▶ Record set:
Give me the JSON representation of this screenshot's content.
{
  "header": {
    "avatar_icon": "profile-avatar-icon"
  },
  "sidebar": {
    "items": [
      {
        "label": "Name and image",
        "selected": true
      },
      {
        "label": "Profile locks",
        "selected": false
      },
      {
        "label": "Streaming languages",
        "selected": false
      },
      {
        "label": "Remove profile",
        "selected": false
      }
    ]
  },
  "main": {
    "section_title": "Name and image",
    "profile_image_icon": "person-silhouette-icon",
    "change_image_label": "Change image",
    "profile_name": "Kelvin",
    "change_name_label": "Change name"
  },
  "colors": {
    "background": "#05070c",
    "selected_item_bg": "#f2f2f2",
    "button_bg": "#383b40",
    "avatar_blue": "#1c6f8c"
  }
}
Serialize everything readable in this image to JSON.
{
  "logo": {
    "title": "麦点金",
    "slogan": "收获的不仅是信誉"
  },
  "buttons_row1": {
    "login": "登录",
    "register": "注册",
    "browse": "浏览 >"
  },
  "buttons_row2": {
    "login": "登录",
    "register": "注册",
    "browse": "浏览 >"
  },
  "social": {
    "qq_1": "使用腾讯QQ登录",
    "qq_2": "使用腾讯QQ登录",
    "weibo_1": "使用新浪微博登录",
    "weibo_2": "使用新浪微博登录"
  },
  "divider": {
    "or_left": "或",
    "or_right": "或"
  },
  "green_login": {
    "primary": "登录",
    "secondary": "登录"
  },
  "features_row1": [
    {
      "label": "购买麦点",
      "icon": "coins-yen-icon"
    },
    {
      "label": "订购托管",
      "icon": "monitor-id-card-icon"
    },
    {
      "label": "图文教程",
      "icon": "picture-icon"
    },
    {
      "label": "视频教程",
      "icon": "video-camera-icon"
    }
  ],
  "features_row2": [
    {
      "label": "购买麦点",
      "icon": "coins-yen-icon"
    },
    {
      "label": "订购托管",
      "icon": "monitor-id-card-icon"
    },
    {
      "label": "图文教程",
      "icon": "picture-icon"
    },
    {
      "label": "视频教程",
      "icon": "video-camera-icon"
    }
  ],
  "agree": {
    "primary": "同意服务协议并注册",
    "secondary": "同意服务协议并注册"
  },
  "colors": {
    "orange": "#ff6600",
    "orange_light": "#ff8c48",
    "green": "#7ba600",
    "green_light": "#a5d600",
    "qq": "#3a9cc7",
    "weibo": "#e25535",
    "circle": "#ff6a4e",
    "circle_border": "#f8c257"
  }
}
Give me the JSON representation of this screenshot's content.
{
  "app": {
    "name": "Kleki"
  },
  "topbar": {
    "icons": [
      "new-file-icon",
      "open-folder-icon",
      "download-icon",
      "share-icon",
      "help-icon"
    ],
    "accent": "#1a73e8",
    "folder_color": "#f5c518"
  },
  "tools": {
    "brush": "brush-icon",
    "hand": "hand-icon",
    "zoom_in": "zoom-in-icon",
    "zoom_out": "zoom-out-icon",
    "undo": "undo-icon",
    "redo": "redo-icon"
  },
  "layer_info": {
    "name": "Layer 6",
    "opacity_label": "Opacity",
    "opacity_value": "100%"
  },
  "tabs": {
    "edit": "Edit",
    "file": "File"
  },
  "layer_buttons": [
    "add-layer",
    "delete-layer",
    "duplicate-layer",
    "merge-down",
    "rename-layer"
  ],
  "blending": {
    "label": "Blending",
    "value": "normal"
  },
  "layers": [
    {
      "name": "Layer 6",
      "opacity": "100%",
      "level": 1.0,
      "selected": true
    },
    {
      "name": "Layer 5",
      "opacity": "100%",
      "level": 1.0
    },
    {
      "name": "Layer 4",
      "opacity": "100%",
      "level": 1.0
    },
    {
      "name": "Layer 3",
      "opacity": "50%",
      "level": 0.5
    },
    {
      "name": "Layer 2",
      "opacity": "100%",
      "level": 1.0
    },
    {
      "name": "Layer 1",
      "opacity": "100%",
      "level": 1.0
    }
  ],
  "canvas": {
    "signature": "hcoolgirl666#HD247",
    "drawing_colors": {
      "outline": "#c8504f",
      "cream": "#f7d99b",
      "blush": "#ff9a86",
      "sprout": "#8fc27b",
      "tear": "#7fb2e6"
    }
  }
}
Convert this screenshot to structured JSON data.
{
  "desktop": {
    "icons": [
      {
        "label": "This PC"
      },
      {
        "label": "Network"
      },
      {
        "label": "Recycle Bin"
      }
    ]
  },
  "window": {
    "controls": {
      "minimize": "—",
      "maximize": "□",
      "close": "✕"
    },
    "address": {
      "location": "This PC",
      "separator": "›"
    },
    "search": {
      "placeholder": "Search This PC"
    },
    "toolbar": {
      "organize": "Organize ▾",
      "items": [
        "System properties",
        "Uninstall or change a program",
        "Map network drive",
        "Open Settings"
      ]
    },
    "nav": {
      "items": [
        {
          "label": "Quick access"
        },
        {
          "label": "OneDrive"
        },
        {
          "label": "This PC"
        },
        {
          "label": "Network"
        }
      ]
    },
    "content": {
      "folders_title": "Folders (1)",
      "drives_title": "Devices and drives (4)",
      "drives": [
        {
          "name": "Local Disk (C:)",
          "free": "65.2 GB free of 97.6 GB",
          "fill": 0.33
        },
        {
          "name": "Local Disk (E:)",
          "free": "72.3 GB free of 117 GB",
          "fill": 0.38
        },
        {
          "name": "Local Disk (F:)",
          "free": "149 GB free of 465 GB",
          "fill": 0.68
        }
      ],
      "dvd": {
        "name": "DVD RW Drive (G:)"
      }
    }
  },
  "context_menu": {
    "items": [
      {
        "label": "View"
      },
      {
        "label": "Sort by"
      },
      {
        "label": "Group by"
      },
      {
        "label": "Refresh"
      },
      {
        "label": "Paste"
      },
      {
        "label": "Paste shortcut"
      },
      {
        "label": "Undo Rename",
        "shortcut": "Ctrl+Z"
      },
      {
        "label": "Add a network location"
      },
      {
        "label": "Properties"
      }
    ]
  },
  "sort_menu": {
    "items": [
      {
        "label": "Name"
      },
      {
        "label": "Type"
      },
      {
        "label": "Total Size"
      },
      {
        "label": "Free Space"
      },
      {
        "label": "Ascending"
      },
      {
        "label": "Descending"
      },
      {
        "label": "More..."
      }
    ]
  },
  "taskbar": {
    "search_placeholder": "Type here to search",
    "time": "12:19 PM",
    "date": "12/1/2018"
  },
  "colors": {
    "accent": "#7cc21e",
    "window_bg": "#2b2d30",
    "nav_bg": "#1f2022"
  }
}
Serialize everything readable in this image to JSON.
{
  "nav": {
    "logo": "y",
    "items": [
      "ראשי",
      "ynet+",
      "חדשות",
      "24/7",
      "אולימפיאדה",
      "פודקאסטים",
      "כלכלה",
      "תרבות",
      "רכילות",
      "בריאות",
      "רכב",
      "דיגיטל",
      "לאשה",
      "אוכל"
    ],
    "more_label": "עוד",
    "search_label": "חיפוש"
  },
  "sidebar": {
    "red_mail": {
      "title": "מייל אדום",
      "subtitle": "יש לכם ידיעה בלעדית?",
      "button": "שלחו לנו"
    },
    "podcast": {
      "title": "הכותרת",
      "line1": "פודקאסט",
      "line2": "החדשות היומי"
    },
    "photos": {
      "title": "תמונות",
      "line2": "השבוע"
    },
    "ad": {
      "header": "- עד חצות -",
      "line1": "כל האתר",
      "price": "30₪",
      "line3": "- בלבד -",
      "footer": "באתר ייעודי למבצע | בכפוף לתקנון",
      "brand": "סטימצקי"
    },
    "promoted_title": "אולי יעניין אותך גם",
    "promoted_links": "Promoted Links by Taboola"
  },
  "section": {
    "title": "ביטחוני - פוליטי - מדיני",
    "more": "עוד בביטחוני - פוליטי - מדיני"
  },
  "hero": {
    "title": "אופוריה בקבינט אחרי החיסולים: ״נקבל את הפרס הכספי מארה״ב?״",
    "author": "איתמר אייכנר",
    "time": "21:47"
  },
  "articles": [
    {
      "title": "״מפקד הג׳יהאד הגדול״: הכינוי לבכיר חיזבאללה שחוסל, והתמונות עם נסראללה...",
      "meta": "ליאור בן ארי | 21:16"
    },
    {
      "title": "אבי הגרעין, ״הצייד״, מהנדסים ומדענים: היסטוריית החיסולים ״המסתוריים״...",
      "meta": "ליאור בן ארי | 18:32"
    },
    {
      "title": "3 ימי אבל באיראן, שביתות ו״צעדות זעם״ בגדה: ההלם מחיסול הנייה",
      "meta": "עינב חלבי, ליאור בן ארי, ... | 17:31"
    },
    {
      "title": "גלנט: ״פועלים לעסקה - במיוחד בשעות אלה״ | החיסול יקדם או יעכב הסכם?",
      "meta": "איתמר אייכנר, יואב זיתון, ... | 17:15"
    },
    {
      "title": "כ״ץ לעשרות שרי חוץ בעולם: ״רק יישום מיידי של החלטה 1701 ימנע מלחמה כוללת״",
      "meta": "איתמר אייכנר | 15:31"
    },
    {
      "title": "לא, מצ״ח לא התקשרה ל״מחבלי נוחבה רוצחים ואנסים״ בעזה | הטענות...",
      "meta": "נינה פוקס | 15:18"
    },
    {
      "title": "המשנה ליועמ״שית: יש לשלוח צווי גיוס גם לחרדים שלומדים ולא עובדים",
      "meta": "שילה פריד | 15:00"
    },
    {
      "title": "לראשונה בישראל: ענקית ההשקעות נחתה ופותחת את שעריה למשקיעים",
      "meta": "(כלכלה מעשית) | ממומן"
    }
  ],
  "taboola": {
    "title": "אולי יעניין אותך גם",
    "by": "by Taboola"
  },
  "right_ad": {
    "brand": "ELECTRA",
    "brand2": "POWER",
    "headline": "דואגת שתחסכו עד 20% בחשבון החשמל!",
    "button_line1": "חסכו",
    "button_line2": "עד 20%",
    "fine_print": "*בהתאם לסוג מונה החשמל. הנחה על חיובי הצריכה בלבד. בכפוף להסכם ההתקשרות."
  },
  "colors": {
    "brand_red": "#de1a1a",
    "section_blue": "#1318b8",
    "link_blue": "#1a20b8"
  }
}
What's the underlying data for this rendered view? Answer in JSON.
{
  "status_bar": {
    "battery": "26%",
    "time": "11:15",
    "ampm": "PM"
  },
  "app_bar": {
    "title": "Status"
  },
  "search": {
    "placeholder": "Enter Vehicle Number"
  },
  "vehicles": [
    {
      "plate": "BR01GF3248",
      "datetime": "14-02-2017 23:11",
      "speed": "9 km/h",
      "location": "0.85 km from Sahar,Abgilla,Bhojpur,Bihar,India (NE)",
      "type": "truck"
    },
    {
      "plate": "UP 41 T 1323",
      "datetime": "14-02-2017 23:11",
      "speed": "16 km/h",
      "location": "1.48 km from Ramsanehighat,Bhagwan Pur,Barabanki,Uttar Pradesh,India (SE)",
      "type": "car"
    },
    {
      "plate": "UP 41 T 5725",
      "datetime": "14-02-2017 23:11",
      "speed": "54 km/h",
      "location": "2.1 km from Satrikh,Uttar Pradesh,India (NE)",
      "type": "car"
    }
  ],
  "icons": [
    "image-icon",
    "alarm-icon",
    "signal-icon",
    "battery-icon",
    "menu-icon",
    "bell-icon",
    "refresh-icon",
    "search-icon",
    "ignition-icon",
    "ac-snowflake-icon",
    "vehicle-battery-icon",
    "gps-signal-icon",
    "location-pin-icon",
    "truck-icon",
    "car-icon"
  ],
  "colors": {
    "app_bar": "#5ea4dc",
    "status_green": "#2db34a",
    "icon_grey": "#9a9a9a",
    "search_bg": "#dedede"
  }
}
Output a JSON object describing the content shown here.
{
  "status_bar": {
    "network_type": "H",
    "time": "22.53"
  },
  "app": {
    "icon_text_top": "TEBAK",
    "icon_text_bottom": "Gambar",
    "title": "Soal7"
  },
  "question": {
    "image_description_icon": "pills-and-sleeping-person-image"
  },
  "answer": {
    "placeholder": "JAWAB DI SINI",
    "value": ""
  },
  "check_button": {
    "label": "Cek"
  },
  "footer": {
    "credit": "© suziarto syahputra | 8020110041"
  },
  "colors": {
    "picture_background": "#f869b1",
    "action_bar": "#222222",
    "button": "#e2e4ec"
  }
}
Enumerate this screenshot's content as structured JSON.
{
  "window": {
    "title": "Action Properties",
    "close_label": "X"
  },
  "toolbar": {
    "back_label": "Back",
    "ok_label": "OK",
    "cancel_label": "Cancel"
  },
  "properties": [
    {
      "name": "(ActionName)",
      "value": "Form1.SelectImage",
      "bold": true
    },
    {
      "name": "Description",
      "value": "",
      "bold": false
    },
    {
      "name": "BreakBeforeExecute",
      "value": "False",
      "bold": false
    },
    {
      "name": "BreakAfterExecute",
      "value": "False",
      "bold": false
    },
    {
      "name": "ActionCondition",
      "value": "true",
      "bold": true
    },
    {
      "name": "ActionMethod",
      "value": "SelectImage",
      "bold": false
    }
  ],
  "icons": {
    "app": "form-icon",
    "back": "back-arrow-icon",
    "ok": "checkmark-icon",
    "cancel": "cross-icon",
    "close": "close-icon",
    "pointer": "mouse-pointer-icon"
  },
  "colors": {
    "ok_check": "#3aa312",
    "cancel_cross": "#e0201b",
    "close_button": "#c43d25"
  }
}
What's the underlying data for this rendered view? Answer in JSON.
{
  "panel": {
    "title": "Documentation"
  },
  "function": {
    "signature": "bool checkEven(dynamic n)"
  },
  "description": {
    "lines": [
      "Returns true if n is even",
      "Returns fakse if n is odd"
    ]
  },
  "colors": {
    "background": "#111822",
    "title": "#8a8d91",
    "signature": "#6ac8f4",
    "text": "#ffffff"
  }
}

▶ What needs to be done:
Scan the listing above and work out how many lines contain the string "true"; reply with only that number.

▶ Output of the task:
6